Three verses from Paul’s epistle tell us a few subtle facts about the mysteries of Christianity:
First: It was rumoured among the Jews believing the Messiah that Paul was saying, “Circumcision is unnecessary.” This comes to mean that the Jews, who had believed Îsâ ‘alaihis-salâm’ on condition that they would not desist from the canon of Mûsâ ‘alaihis-salâm’, did not approve the changing of the canonical laws of Mûsâ ‘alaihis-salâm.’
Second: At that time it was not considered important whether the canonical laws would continue to exist. The person, who was one of the apostles of Îsâ ‘alaihis-salâm’, said, “The people must be gathered together whatever the cost;” hence it is inferred that his real purpose was to bring the people together in their own religion by using all sorts of methods. This suggestion, which an apostle of Îsâ ‘alaihis-salâm’ had the courage to make to Paul only in order to bring the people together, betrays the basis on which Christianity was founded.

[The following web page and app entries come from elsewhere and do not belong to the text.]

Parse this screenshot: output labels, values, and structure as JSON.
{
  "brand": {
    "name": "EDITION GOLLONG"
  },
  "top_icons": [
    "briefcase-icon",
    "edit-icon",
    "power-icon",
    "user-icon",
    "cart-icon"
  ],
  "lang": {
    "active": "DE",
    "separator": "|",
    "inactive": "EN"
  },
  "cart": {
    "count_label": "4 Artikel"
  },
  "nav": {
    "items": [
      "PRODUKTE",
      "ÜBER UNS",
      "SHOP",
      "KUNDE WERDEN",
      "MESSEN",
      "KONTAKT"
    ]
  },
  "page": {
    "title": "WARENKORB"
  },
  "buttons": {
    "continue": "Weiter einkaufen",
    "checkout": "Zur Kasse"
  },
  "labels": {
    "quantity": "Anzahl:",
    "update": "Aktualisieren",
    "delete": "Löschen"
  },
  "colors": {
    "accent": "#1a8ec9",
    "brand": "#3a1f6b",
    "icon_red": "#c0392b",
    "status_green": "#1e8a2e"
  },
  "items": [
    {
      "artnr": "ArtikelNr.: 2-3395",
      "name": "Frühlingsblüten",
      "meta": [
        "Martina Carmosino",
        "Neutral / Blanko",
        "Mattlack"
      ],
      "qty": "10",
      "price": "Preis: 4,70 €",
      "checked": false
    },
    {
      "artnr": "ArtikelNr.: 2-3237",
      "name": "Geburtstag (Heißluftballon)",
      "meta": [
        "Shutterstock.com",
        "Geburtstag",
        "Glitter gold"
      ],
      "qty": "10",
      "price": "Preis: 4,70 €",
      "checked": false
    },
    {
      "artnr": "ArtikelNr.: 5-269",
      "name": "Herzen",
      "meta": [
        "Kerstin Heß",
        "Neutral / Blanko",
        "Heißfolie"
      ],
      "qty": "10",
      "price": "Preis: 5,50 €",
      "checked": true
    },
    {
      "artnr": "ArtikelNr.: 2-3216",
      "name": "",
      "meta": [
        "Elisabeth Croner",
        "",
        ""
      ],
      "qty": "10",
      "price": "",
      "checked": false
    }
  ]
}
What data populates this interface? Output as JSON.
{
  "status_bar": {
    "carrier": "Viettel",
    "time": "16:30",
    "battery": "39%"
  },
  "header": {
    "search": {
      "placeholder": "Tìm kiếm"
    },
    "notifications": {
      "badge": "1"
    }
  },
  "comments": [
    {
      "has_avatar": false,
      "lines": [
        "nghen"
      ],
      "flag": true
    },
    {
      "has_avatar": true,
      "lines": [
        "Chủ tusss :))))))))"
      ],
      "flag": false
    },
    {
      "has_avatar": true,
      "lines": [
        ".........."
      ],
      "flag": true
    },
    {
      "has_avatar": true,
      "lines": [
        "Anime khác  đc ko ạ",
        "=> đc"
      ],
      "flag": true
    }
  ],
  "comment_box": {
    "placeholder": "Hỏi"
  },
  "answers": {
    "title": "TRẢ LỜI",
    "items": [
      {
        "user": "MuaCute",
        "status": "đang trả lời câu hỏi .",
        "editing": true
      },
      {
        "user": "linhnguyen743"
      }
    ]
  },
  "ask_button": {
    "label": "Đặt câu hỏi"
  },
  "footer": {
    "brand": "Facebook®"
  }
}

Third: Papias, who was the bishop of Hirapulius towards the middle of the second Christian century, referred to two short treatises pertaining to the words and acts of Îsâ ‘alaihis-salâm’. One of them is a treatise by Mark, who was the interpreter of the Apostle Peter, the other is Matthew’s treatise, a compilation of Hebrew commandments and rules. Papias stated that the treatise belonging to Mark was very short, inadequate, not written in chronological order, consisting of some stories and traditions. This signifies that, in the middle of the second century, Matthew and Mark had a treatise each; Papias saw them and wrote about them, describing them and pointing out the differences between them.
As for the Gospels of Matthew and Mark existing today; they are quite alike, both being detailed in such a manner as if they were copied from each other. It is apparent that these are not the versions seen by Papias and that those versions were later enlarged by additions.
On the other hand, Papias never mentioned the Gospels of Luke and John. Papias, who was in Hirapulius and, naturally, met John’s disciples and learned some facts from them, did not even say a single word about the Gospel of John. This fact shows that the Gospel of John was written some time afterwards.